_PROBLEM DESCRIPTION:_ Whenever the string "this" turns up in a line of the data below, copy that line.

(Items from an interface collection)
============
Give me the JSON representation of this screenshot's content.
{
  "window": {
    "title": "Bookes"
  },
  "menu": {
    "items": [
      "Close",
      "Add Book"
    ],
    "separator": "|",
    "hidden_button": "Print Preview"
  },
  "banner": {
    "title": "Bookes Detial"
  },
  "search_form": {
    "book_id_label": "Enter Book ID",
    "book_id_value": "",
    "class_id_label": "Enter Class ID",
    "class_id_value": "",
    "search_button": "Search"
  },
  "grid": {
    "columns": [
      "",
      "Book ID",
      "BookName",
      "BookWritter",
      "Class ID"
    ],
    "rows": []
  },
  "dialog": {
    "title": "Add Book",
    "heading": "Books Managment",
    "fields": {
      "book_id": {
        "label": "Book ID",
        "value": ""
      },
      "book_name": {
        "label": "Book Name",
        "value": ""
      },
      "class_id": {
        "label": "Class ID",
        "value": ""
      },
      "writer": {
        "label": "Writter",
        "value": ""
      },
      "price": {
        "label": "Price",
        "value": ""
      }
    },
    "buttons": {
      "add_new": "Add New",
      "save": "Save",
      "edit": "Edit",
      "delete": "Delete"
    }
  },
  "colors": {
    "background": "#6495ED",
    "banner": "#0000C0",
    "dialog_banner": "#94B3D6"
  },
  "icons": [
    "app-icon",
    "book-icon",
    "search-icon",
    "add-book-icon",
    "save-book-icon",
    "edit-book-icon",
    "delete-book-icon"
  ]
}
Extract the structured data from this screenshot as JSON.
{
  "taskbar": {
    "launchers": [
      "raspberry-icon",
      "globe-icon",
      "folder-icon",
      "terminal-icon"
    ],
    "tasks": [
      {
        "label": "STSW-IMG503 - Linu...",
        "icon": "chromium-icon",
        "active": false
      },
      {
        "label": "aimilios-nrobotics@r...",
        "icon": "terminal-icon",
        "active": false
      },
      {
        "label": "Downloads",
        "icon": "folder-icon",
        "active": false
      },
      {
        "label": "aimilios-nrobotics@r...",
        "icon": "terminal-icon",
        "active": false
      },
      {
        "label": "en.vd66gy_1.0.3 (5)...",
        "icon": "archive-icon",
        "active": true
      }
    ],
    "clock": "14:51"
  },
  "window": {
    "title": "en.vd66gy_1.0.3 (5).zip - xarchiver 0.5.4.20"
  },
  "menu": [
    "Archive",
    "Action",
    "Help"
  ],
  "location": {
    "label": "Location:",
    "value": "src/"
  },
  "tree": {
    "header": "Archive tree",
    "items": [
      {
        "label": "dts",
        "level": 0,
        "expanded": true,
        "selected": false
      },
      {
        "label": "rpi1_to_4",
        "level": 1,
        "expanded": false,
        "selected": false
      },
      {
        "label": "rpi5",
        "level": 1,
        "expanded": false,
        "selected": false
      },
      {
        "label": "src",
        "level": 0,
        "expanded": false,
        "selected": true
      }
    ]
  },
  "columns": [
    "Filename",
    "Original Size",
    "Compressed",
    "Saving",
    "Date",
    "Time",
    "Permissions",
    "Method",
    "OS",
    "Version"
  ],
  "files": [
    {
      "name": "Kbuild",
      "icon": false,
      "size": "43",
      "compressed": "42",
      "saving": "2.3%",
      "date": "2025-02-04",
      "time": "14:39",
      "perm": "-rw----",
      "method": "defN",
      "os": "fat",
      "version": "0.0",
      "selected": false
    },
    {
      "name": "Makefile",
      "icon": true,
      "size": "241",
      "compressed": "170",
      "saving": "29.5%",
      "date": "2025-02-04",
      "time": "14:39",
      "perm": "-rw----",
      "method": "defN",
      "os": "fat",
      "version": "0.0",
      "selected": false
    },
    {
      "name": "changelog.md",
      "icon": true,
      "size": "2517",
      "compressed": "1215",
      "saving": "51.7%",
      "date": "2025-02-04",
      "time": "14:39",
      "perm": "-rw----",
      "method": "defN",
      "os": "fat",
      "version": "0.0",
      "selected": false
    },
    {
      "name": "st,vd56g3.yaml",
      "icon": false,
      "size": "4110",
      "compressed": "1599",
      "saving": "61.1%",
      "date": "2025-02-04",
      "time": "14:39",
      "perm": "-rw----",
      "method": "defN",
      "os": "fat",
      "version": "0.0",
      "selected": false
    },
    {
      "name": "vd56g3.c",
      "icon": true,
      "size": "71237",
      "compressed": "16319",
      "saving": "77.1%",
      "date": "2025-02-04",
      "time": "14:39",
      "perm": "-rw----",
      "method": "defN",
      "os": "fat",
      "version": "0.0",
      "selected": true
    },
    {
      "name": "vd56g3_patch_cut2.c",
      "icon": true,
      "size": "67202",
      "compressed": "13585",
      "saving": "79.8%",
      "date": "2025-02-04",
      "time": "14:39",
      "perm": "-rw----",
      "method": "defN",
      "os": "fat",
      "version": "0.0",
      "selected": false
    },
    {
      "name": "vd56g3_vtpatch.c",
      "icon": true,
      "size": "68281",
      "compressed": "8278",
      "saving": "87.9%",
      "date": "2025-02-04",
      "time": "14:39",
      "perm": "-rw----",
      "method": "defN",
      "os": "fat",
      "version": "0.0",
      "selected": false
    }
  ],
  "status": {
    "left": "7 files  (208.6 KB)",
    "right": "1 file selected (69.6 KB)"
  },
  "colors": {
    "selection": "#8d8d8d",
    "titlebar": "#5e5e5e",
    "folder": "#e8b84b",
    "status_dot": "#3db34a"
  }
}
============
_TASK SOLUTION:_
Give me the JSON representation of this screenshot's content.
Extract the structured data from this screenshot as JSON.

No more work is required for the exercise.